Source data:
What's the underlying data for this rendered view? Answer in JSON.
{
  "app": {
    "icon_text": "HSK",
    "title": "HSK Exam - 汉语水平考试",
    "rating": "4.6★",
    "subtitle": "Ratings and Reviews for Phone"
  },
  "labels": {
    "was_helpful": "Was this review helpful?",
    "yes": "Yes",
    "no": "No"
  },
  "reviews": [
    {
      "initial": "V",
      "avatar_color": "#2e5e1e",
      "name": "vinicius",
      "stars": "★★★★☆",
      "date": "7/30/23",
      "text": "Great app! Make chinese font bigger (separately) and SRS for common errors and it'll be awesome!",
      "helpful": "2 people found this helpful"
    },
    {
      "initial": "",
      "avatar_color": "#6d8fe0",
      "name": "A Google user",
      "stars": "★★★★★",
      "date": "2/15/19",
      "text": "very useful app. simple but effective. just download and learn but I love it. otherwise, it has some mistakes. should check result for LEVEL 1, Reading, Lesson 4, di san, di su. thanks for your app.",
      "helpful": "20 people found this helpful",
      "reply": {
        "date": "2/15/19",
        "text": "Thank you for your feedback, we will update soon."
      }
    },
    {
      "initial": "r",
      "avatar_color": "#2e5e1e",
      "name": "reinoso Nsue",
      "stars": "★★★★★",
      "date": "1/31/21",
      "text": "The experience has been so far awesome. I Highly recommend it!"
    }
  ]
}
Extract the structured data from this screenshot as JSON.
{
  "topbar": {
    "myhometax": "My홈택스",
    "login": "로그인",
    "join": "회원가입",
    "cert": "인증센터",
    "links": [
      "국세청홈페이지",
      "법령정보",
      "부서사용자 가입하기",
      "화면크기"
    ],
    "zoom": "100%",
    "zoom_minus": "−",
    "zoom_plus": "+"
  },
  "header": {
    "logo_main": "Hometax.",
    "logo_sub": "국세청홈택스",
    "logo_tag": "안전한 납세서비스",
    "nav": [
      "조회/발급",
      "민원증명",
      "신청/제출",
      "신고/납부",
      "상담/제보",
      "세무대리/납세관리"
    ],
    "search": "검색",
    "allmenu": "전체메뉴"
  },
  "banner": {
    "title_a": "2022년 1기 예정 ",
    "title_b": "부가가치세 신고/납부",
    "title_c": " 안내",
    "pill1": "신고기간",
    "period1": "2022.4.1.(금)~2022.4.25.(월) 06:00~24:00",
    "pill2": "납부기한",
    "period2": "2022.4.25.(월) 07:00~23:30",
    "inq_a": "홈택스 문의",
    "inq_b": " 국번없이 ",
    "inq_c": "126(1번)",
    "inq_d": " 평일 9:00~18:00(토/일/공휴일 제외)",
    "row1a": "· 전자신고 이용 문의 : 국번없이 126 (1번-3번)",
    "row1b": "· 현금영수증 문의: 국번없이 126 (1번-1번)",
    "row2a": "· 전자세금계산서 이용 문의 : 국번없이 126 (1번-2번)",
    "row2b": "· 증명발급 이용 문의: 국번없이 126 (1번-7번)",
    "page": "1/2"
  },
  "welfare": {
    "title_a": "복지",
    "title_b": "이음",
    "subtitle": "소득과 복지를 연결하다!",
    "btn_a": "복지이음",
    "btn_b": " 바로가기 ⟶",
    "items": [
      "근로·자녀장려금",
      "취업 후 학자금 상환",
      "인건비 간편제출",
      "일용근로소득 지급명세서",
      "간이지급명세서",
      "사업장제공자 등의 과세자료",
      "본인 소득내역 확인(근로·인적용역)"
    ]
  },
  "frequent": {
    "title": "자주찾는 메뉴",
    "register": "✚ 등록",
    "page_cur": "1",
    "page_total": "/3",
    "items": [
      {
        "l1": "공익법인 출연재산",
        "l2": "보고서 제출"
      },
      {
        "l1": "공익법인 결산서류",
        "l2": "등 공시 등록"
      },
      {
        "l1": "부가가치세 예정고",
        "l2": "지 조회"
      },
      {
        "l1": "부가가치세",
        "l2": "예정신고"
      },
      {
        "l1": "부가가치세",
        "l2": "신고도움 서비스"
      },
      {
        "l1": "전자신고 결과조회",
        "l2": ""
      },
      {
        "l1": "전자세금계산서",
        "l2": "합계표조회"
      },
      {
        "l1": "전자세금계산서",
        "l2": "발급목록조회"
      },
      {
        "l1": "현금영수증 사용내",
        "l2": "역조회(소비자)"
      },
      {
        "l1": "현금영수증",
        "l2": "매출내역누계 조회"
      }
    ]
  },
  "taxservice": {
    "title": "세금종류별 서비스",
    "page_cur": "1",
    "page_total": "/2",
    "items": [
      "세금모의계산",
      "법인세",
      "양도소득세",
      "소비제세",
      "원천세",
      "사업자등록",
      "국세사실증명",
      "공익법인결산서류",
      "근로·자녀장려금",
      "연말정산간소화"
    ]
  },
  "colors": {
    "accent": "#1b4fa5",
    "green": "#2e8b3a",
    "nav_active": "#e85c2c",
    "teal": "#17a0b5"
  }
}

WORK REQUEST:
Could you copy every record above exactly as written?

OUTPUT OF THE EXERCISE:
What's the underlying data for this rendered view? Answer in JSON.
{
  "app": {
    "icon_text": "HSK",
    "title": "HSK Exam - 汉语水平考试",
    "rating": "4.6★",
    "subtitle": "Ratings and Reviews for Phone"
  },
  "labels": {
    "was_helpful": "Was this review helpful?",
    "yes": "Yes",
    "no": "No"
  },
  "reviews": [
    {
      "initial": "V",
      "avatar_color": "#2e5e1e",
      "name": "vinicius",
      "stars": "★★★★☆",
      "date": "7/30/23",
      "text": "Great app! Make chinese font bigger (separately) and SRS for common errors and it'll be awesome!",
      "helpful": "2 people found this helpful"
    },
    {
      "initial": "",
      "avatar_color": "#6d8fe0",
      "name": "A Google user",
      "stars": "★★★★★",
      "date": "2/15/19",
      "text": "very useful app. simple but effective. just download and learn but I love it. otherwise, it has some mistakes. should check result for LEVEL 1, Reading, Lesson 4, di san, di su. thanks for your app.",
      "helpful": "20 people found this helpful",
      "reply": {
        "date": "2/15/19",
        "text": "Thank you for your feedback, we will update soon."
      }
    },
    {
      "initial": "r",
      "avatar_color": "#2e5e1e",
      "name": "reinoso Nsue",
      "stars": "★★★★★",
      "date": "1/31/21",
      "text": "The experience has been so far awesome. I Highly recommend it!"
    }
  ]
}
Extract the structured data from this screenshot as JSON.
{
  "topbar": {
    "myhometax": "My홈택스",
    "login": "로그인",
    "join": "회원가입",
    "cert": "인증센터",
    "links": [
      "국세청홈페이지",
      "법령정보",
      "부서사용자 가입하기",
      "화면크기"
    ],
    "zoom": "100%",
    "zoom_minus": "−",
    "zoom_plus": "+"
  },
  "header": {
    "logo_main": "Hometax.",
    "logo_sub": "국세청홈택스",
    "logo_tag": "안전한 납세서비스",
    "nav": [
      "조회/발급",
      "민원증명",
      "신청/제출",
      "신고/납부",
      "상담/제보",
      "세무대리/납세관리"
    ],
    "search": "검색",
    "allmenu": "전체메뉴"
  },
  "banner": {
    "title_a": "2022년 1기 예정 ",
    "title_b": "부가가치세 신고/납부",
    "title_c": " 안내",
    "pill1": "신고기간",
    "period1": "2022.4.1.(금)~2022.4.25.(월) 06:00~24:00",
    "pill2": "납부기한",
    "period2": "2022.4.25.(월) 07:00~23:30",
    "inq_a": "홈택스 문의",
    "inq_b": " 국번없이 ",
    "inq_c": "126(1번)",
    "inq_d": " 평일 9:00~18:00(토/일/공휴일 제외)",
    "row1a": "· 전자신고 이용 문의 : 국번없이 126 (1번-3번)",
    "row1b": "· 현금영수증 문의: 국번없이 126 (1번-1번)",
    "row2a": "· 전자세금계산서 이용 문의 : 국번없이 126 (1번-2번)",
    "row2b": "· 증명발급 이용 문의: 국번없이 126 (1번-7번)",
    "page": "1/2"
  },
  "welfare": {
    "title_a": "복지",
    "title_b": "이음",
    "subtitle": "소득과 복지를 연결하다!",
    "btn_a": "복지이음",
    "btn_b": " 바로가기 ⟶",
    "items": [
      "근로·자녀장려금",
      "취업 후 학자금 상환",
      "인건비 간편제출",
      "일용근로소득 지급명세서",
      "간이지급명세서",
      "사업장제공자 등의 과세자료",
      "본인 소득내역 확인(근로·인적용역)"
    ]
  },
  "frequent": {
    "title": "자주찾는 메뉴",
    "register": "✚ 등록",
    "page_cur": "1",
    "page_total": "/3",
    "items": [
      {
        "l1": "공익법인 출연재산",
        "l2": "보고서 제출"
      },
      {
        "l1": "공익법인 결산서류",
        "l2": "등 공시 등록"
      },
      {
        "l1": "부가가치세 예정고",
        "l2": "지 조회"
      },
      {
        "l1": "부가가치세",
        "l2": "예정신고"
      },
      {
        "l1": "부가가치세",
        "l2": "신고도움 서비스"
      },
      {
        "l1": "전자신고 결과조회",
        "l2": ""
      },
      {
        "l1": "전자세금계산서",
        "l2": "합계표조회"
      },
      {
        "l1": "전자세금계산서",
        "l2": "발급목록조회"
      },
      {
        "l1": "현금영수증 사용내",
        "l2": "역조회(소비자)"
      },
      {
        "l1": "현금영수증",
        "l2": "매출내역누계 조회"
      }
    ]
  },
  "taxservice": {
    "title": "세금종류별 서비스",
    "page_cur": "1",
    "page_total": "/2",
    "items": [
      "세금모의계산",
      "법인세",
      "양도소득세",
      "소비제세",
      "원천세",
      "사업자등록",
      "국세사실증명",
      "공익법인결산서류",
      "근로·자녀장려금",
      "연말정산간소화"
    ]
  },
  "colors": {
    "accent": "#1b4fa5",
    "green": "#2e8b3a",
    "nav_active": "#e85c2c",
    "teal": "#17a0b5"
  }
}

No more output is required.